● Record extracts
+ + +

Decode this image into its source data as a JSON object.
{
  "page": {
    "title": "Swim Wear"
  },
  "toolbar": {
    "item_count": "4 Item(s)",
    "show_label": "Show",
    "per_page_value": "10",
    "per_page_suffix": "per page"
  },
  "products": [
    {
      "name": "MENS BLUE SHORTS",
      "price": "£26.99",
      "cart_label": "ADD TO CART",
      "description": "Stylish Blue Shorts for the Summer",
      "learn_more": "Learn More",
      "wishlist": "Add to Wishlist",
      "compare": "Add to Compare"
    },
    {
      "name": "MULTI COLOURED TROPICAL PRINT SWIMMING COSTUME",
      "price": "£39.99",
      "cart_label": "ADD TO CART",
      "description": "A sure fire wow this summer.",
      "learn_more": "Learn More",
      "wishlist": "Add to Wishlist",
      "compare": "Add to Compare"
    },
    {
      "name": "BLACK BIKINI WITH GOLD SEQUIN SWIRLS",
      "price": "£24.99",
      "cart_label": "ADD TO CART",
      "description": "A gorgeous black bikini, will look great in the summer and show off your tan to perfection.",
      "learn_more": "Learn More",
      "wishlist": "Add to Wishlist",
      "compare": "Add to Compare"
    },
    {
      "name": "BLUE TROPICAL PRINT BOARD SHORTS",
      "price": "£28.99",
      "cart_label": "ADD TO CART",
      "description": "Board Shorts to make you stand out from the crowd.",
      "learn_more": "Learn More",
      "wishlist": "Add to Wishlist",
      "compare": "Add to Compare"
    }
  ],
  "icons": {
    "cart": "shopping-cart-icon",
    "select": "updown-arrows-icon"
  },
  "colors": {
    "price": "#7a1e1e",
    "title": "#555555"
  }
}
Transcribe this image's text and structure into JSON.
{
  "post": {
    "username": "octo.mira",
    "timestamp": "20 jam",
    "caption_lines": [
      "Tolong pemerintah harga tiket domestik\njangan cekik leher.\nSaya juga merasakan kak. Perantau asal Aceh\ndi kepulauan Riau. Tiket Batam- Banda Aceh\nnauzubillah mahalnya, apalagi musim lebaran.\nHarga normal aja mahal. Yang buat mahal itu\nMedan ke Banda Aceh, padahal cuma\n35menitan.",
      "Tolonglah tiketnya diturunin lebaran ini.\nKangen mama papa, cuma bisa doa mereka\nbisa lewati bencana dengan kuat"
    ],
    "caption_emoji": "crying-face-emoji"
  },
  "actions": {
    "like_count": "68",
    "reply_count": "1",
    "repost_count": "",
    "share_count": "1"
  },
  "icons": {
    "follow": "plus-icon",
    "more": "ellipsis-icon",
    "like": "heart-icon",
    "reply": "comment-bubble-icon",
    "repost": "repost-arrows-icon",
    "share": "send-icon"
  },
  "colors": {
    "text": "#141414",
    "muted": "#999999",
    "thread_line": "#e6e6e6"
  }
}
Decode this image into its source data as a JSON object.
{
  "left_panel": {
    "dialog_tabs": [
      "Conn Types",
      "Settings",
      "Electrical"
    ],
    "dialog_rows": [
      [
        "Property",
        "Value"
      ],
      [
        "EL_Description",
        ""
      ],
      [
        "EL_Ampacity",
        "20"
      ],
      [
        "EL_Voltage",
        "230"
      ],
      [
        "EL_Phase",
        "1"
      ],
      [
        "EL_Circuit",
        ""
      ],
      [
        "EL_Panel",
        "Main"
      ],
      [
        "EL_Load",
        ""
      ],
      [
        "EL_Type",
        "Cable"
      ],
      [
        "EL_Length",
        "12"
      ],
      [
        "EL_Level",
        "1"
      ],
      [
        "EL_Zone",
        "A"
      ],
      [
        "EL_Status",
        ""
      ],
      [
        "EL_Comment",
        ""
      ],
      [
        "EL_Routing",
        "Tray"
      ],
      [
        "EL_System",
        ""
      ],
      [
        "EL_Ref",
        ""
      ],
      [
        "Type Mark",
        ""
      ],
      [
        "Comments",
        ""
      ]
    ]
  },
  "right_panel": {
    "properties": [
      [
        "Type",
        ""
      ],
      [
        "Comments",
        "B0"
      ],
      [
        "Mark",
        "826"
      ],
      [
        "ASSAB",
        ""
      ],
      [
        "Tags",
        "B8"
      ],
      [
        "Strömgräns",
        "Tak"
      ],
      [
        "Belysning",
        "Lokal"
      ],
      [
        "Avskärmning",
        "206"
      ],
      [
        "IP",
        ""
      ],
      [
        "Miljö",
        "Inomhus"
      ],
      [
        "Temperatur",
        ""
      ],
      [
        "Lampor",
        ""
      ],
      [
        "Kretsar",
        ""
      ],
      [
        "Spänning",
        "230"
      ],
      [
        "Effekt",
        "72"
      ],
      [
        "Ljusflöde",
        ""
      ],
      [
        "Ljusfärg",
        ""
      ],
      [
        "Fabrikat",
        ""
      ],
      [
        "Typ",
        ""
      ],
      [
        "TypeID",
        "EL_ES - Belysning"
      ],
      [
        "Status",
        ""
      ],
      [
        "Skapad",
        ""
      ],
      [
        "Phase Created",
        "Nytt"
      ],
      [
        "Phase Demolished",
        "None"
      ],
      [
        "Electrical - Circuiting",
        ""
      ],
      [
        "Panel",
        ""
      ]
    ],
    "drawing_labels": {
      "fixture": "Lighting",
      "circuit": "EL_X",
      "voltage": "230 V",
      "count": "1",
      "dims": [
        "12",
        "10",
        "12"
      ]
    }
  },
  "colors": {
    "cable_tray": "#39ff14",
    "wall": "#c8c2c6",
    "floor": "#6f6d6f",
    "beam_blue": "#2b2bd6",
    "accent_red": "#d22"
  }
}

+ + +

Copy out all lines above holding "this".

Decode this image into its source data as a JSON object.
      "description": "A sure fire wow this summer.",
Transcribe this image's text and structure into JSON.
Decode this image into its source data as a JSON object.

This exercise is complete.